▶ _Task_:
A faithful copy of the data is what is wanted, minus any pictures.

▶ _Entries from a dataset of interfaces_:
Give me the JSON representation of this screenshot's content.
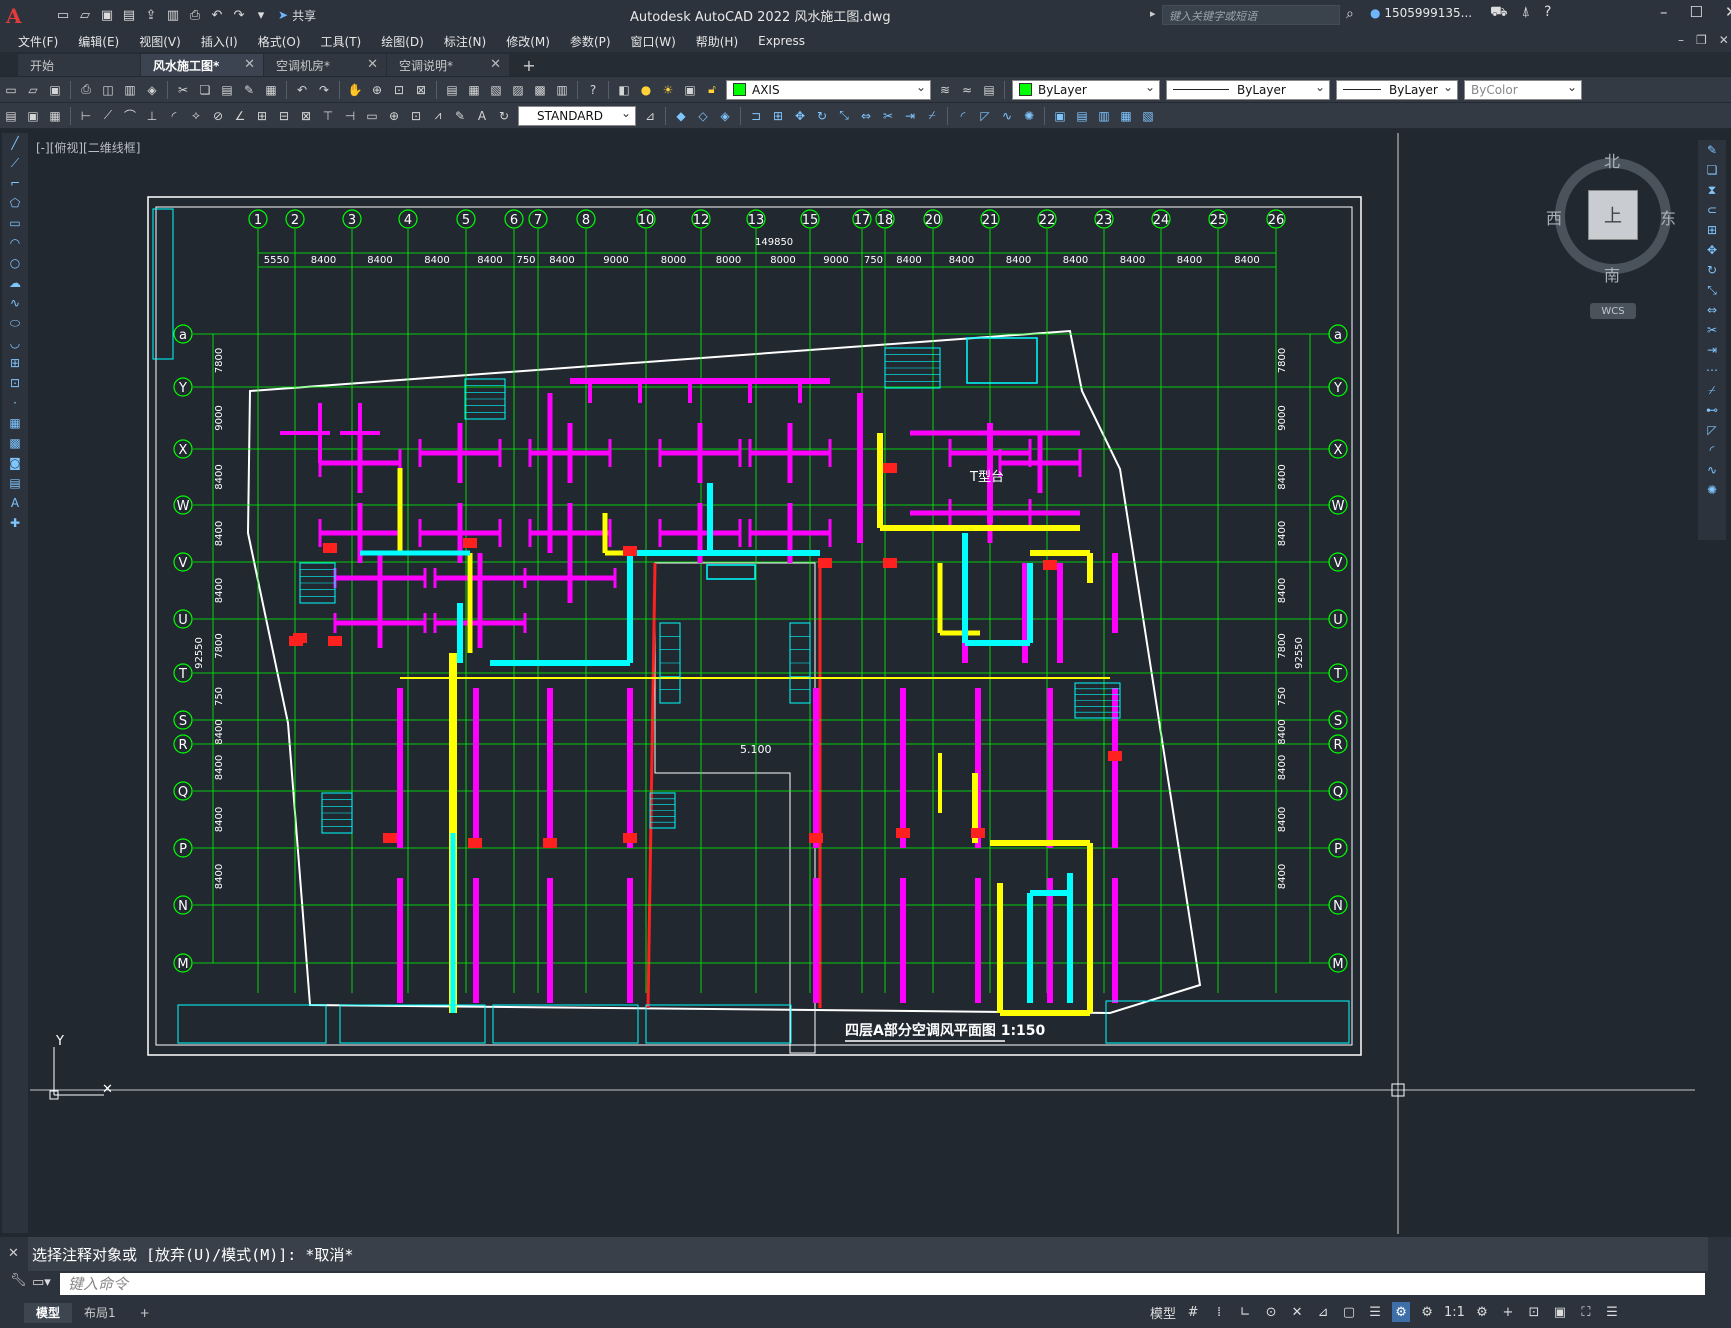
{
  "app": {
    "title": "Autodesk AutoCAD 2022    风水施工图.dwg",
    "search_placeholder": "键入关键字或短语",
    "user": "1505999135...",
    "share_label": "共享",
    "logo": "A"
  },
  "menu": [
    "文件(F)",
    "编辑(E)",
    "视图(V)",
    "插入(I)",
    "格式(O)",
    "工具(T)",
    "绘图(D)",
    "标注(N)",
    "修改(M)",
    "参数(P)",
    "窗口(W)",
    "帮助(H)",
    "Express"
  ],
  "tabs": [
    {
      "label": "开始",
      "active": false,
      "closable": false
    },
    {
      "label": "风水施工图*",
      "active": true,
      "closable": true
    },
    {
      "label": "空调机房*",
      "active": false,
      "closable": true
    },
    {
      "label": "空调说明*",
      "active": false,
      "closable": true
    }
  ],
  "toolbar": {
    "layer": "AXIS",
    "color": "ByLayer",
    "linetype": "ByLayer",
    "lineweight": "ByLayer",
    "plotstyle": "ByColor",
    "textstyle": "STANDARD"
  },
  "viewport": {
    "label": "[-][俯视][二维线框]"
  },
  "viewcube": {
    "top": "上",
    "north": "北",
    "south": "南",
    "east": "东",
    "west": "西",
    "wcs": "WCS"
  },
  "drawing": {
    "col_axes": [
      "1",
      "2",
      "3",
      "4",
      "5",
      "6",
      "7",
      "8",
      "10",
      "12",
      "13",
      "15",
      "17",
      "18",
      "20",
      "21",
      "22",
      "23",
      "24",
      "25",
      "26"
    ],
    "row_axes": [
      "a",
      "Y",
      "X",
      "W",
      "V",
      "U",
      "T",
      "S",
      "R",
      "Q",
      "P",
      "N",
      "M"
    ],
    "total_dim": "149850",
    "col_dims": [
      "5550",
      "8400",
      "8400",
      "8400",
      "8400",
      "750",
      "8400",
      "9000",
      "8000",
      "8000",
      "8000",
      "9000",
      "750",
      "8400",
      "8400",
      "8400",
      "8400",
      "8400",
      "8400",
      "8400"
    ],
    "row_dims": [
      "7800",
      "9000",
      "8400",
      "8400",
      "8400",
      "7800",
      "750",
      "8400",
      "8400",
      "8400",
      "8400"
    ],
    "total_row_dim": "92550",
    "title": "四层A部分空调风平面图 1:150",
    "room_label": "T型台",
    "elevation": "5.100"
  },
  "command": {
    "history": "选择注释对象或 [放弃(U)/模式(M)]: *取消*",
    "placeholder": "键入命令"
  },
  "status": {
    "tabs": [
      "模型",
      "布局1"
    ],
    "active_tab": "模型",
    "model_label": "模型",
    "scale": "1:1"
  },
  "colors": {
    "magenta": "#ff00ff",
    "yellow": "#ffff00",
    "cyan": "#00ffff",
    "green": "#00ff00",
    "red": "#ff2020",
    "white": "#ffffff"
  }
}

▶ _Solution to this problem_:
Give me the JSON representation of this screenshot's content.
{
  "app": {
    "title": "Autodesk AutoCAD 2022    风水施工图.dwg",
    "search_placeholder": "键入关键字或短语",
    "user": "1505999135...",
    "share_label": "共享",
    "logo": "A"
  },
  "menu": [
    "文件(F)",
    "编辑(E)",
    "视图(V)",
    "插入(I)",
    "格式(O)",
    "工具(T)",
    "绘图(D)",
    "标注(N)",
    "修改(M)",
    "参数(P)",
    "窗口(W)",
    "帮助(H)",
    "Express"
  ],
  "tabs": [
    {
      "label": "开始",
      "active": false,
      "closable": false
    },
    {
      "label": "风水施工图*",
      "active": true,
      "closable": true
    },
    {
      "label": "空调机房*",
      "active": false,
      "closable": true
    },
    {
      "label": "空调说明*",
      "active": false,
      "closable": true
    }
  ],
  "toolbar": {
    "layer": "AXIS",
    "color": "ByLayer",
    "linetype": "ByLayer",
    "lineweight": "ByLayer",
    "plotstyle": "ByColor",
    "textstyle": "STANDARD"
  },
  "viewport": {
    "label": "[-][俯视][二维线框]"
  },
  "viewcube": {
    "top": "上",
    "north": "北",
    "south": "南",
    "east": "东",
    "west": "西",
    "wcs": "WCS"
  },
  "drawing": {
    "col_axes": [
      "1",
      "2",
      "3",
      "4",
      "5",
      "6",
      "7",
      "8",
      "10",
      "12",
      "13",
      "15",
      "17",
      "18",
      "20",
      "21",
      "22",
      "23",
      "24",
      "25",
      "26"
    ],
    "row_axes": [
      "a",
      "Y",
      "X",
      "W",
      "V",
      "U",
      "T",
      "S",
      "R",
      "Q",
      "P",
      "N",
      "M"
    ],
    "total_dim": "149850",
    "col_dims": [
      "5550",
      "8400",
      "8400",
      "8400",
      "8400",
      "750",
      "8400",
      "9000",
      "8000",
      "8000",
      "8000",
      "9000",
      "750",
      "8400",
      "8400",
      "8400",
      "8400",
      "8400",
      "8400",
      "8400"
    ],
    "row_dims": [
      "7800",
      "9000",
      "8400",
      "8400",
      "8400",
      "7800",
      "750",
      "8400",
      "8400",
      "8400",
      "8400"
    ],
    "total_row_dim": "92550",
    "title": "四层A部分空调风平面图 1:150",
    "room_label": "T型台",
    "elevation": "5.100"
  },
  "command": {
    "history": "选择注释对象或 [放弃(U)/模式(M)]: *取消*",
    "placeholder": "键入命令"
  },
  "status": {
    "tabs": [
      "模型",
      "布局1"
    ],
    "active_tab": "模型",
    "model_label": "模型",
    "scale": "1:1"
  },
  "colors": {
    "magenta": "#ff00ff",
    "yellow": "#ffff00",
    "cyan": "#00ffff",
    "green": "#00ff00",
    "red": "#ff2020",
    "white": "#ffffff"
  }
}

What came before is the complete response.